Thanks stefan... I guess i got it now.
But then there is only one way of using the development branches scheme
right: to merge from branches to branches until the latest make it to the
Le 14 nov. 2013 10:49, "Stefan Sperling" <stsp_at_elego.de> a écrit :
> On Wed, Nov 13, 2013 at 02:05:53PM +0100, nico wrote:
> > Hello dear SVN users,
> > I have a problem with the merging mecanism in SVN.
> > Here is a litttle case study:
> > We have 2 branches (B1, and B2) and the trunk (T), if you do the
> > commit -> Branch
> > merge B1 -> T
> > merge T -> B2 (to propagate the change)
> > Then if I look to which changes are eligible for merging from B2 to the
> > trunk, the T->B2 is eligible !!!
> > It shouldn't be the case, right ? because the merginfo should be able to
> > track it back to the already merged change from B1 ->T.
> > Am I right in my assumption ?
> > Can somebody explain me ?
> > thanks a lot,
> > nico
> > --
> > |_|0|_|
> > |_|_|0| Nicolas HUOT
> > |0|0|0|
> Do you believe it is safe to assume that the B1->T merge applies
> the same semantic changes as the T->B2 merge?
> If so, do you still believe so if you take into account additional
> changes made for conflict resolution during merges?
> Couple that with the fact that merge-tracking considers a path+revision
> pair is the basic unit of a change set, with no ability to consider just
> a subset of changes made to a file in a given revision, and the problem
> should become apparent.
> If Subversion assumed that B1->T == T->B2, it might miss additional
> changes that may have been needed as part the B1->T merge. The B1->T
> merge creates a new T_at_REVISION_Y, i.e. a changeset T_at_X->T_at_Y that might
> differ from the merged change on made on B1. I think it would be wrong
> for Subversion to ignore these additional changes during the T->B2 merge.
> It is unclear to me what exactly you mean with "commit -> Branch".
> Can you clarify what that is supposed to mean? If it is a commit made
> on B2, you're merging that change in a cyclic way, since the change
> eventually ends up in B2 again.
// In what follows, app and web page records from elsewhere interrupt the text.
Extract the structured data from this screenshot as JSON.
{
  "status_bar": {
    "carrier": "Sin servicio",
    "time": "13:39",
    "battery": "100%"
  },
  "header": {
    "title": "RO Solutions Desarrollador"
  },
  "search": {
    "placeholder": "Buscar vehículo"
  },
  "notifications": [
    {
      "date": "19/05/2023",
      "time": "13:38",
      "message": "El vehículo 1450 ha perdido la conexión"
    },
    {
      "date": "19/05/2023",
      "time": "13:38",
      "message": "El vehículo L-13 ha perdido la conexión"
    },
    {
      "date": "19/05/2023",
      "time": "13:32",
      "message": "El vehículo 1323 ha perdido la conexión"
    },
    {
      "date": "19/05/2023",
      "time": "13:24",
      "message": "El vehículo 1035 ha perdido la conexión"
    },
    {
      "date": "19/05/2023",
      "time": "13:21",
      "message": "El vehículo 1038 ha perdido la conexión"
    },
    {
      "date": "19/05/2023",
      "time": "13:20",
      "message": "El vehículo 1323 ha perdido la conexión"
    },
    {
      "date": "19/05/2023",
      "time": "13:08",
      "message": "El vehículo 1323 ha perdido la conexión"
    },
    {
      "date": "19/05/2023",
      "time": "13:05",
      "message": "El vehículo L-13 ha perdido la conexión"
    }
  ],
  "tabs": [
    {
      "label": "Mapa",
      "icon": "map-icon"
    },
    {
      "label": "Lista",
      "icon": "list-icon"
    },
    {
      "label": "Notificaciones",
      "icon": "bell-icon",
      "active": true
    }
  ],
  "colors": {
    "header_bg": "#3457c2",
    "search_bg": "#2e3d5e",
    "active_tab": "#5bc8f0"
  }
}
That will invariably result in problems,
> for virtually any given version control system (yes, some cope better
> than others, but the core problem here is that software doesn't grasp
> the semantics of a change). You'll get repeated applications of the
> same changeset, and will need to resolve conflicts because of that
> since there is no way to make a smart decision in software.
> Generally, the best way to avoid this problem is to not merge in cycles.
> Draw a flow diagram of your branches, with arrows to indicate possible
> merges between them. If you follow these arrows and ever end up merging
> a change that originated from a given branch to that same branch again,
> your merging strategy is flawed because it will trigger unneeded conflicts.
Received on 2013-11-24 10:33:21 CET